About Stoer Lighthouse
Stoer Lighthouse is one of 200 located around Scotland's wild coastline and maintained by the Northern Lighthouse Board. The light is shining during the night but that doesn't disturb the romantic inside the Keepers Appartments.
For over one hundred and fifty years Robert Stevenson and his decendants designed most of Scotland Lighthouses. Batting against the odds and the elements – the Stevensons constructed wonders of engineering that have withstood the test of Time and amazing historical achievement. Robert Stevensons talented family also included the famous writer Robert Louis Stevenson.
All Scottish Lighthouses now operate automatically. The last one 1998. Prior to the automation of Stoer Lighthouse a Principal Lightkeeper and an Assistant, with their families, lived at the light. There is a walled garden for planting vegetable and to have pigs. The families were almost self sufficient and would have grown their own vegetables and kept some livestock. Lightkeeping was a remote, lonely and hard existence. At night each keeper was required to keep a watch in the lightroom.
To ensure that the light flashed correctly to character. During daytime the keepers were engaged in maintaining and cleaning the facilities. At the time of building the lighthouse the Principal Lightkeeper was paid £77 a year.
Pets are welcome at the Groundfloor Apartment at Stoer Lighthouse. As Stoer Lighthouse is a perfect holiday place for people with a dog we allow you to bring your dog with you when you book the Groundfloor Apartment. Because of restrictions to protect people with a dog hair allergies we only allow dog in the Groundfloor Apartment and only if they are well behaved.
The Area around Stoer Lighthouse is a perfect site to walk – alone or with your dog. Here are some recommendations for nice walks;
Drumbeg Peat Roads

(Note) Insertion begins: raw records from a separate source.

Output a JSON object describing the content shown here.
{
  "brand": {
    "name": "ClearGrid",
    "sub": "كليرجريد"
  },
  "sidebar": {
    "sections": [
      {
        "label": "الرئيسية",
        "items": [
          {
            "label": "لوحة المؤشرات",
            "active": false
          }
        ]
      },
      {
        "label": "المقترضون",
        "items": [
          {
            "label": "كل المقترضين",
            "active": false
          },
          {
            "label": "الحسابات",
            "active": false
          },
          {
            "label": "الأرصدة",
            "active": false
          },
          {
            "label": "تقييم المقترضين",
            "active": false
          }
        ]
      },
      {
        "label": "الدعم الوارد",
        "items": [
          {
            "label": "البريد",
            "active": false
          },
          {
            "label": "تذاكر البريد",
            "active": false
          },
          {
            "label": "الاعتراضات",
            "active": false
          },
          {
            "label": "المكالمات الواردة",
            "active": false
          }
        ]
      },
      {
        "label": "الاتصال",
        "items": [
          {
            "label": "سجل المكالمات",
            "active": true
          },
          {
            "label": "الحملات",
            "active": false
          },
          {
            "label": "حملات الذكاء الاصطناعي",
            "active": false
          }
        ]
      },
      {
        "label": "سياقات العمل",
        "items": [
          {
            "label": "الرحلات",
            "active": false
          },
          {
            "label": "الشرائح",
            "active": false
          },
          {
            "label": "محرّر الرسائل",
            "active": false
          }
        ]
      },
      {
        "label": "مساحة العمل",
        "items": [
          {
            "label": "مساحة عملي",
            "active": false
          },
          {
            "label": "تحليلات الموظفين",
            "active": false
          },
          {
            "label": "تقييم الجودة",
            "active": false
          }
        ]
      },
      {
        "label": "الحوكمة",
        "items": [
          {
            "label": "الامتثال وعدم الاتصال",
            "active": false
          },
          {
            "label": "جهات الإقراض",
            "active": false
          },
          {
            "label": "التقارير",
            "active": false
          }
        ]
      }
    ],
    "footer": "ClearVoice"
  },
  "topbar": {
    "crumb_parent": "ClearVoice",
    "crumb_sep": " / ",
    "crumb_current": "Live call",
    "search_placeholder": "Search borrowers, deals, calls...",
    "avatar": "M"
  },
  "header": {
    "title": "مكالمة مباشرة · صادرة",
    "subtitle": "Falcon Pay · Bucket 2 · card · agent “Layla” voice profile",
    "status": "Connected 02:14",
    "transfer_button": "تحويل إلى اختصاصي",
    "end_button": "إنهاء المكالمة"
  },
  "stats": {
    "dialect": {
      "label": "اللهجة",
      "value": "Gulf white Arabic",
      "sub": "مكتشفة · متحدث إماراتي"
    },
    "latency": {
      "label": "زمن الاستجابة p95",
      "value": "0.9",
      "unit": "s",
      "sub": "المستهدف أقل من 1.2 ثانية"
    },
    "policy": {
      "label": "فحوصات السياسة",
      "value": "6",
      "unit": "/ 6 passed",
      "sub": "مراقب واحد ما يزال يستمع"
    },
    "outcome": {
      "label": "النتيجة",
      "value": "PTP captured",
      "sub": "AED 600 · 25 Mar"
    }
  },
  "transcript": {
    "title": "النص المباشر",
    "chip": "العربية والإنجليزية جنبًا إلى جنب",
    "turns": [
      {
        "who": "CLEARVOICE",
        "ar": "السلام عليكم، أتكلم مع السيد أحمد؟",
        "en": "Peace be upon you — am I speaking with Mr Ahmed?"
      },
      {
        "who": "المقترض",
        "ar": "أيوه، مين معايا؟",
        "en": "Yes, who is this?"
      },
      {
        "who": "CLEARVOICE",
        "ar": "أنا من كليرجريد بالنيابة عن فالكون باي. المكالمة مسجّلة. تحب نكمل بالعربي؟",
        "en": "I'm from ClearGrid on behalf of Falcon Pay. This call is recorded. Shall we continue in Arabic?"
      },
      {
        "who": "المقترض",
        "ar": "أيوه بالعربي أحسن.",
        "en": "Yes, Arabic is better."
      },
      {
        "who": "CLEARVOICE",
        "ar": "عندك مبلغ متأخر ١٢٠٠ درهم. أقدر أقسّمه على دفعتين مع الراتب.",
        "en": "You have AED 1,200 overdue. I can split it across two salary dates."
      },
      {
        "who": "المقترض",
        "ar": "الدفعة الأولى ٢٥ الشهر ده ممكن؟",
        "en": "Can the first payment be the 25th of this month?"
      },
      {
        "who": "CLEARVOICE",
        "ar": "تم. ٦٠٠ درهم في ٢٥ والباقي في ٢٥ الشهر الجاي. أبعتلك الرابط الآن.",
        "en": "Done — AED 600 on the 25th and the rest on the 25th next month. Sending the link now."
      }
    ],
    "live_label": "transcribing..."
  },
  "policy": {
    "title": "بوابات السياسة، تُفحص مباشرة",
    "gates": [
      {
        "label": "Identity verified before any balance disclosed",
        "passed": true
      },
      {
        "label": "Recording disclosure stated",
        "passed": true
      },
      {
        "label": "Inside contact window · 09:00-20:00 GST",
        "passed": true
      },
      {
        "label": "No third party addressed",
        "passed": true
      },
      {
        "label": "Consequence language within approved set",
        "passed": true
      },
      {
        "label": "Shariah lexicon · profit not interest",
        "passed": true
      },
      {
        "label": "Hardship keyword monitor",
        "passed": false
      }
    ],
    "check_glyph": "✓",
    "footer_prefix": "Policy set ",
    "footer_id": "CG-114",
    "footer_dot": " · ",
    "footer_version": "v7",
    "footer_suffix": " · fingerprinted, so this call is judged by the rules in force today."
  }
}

Park in the car park at the Drumbeg Viewpoint, grid reference 120330. This is reached by the B869 which runs, tortuously, from Lochinver to Unapool near Kylesku. The peat roads were built for the crofters of Drumbeg and Culkein to gain access to their peat cuttings and transport the peats out. They have been there for more than 150 years. Between 1890 and 1914 work was carried out by local people to improve them with funding from the Congested Districs Board.
Except for the Outer Hebrides the Assynt Landscape is like nowhere else in Britain. The Basic rock is Lewisian Gneiss which is the oldest rock in Britain. It has been eroded and now forms a lumpy landscape, full of knolls and hollows, often reffered to as cnoc and lochan. On top of this are mountains of Torridon sandstone which rear up in strange abrupt shapes.
Before you start your walk admire the splendid view over Edrachillis Bay to the mountains far north. Then turn left, east along the road. Walk past the village shop and the pub until you can turn right on a narrow road signed for tearoom. Pass throught a kissing gate and than a gate and stroll down beside the building of the tearoom. At the bottom of the hill go throught two more gates on a lovely green track curving up and round a hill.
Climb on up the track to the crest of the hill which passes a loch and goes on below grassy hillside. After following this walk bear right and walk back to the car park with good views to your right over Loch Drumbeg. The total distance is about 4.5 Miles and please allow 2 / 2.5 hours for it.
The Old Man of Stoer
The Old Man is a fine sea stack 62 meters high, on the west side of the peninsula close in to the cliffs. It was first climbed in 1966. Nowadays it is climbed more frequently and the top is hung with abseil slings.
Walk from the lighthouse walled garden to the left, following the cliffs of the sea on a wide grassy path. After ½ Mile from the Lighthouse a steep-sided gully cuts right across the way. There are several paths down into it and out again but it is quiet eroded.
Follow the path along the cliff edges to reach the Old Man of Stoer in about less than an hour. Go further to the Point of Stoer and return the landside path to Sidhaen Mor back to your home.
Achmelvich to Alltanabradhan
Park in the large car park behind the beach of Achmelvich. To get there take the B869 which leaves the A837 one mile north of Lochinver. After 2 Miltes take a minor road on the left signed to Achmelvich and Youth Hostel.
The Alltanabradhan Meal Mill is all that remains of a tiny building which used to grind the flour for the Townships of Achmelvich and Clachtoll. It was of a type called a clack/mill, where the upper millpaddle wheel turned by the fluim, a millrace through the center of the building.
The mill was in use from the 1600 till the late 1800s. You can still see the millrace, and there are several millstones lying on the grounds. On your walk you will see the nice blue beaches. This walks needs around 2 hours with a total distance of 3 Miles.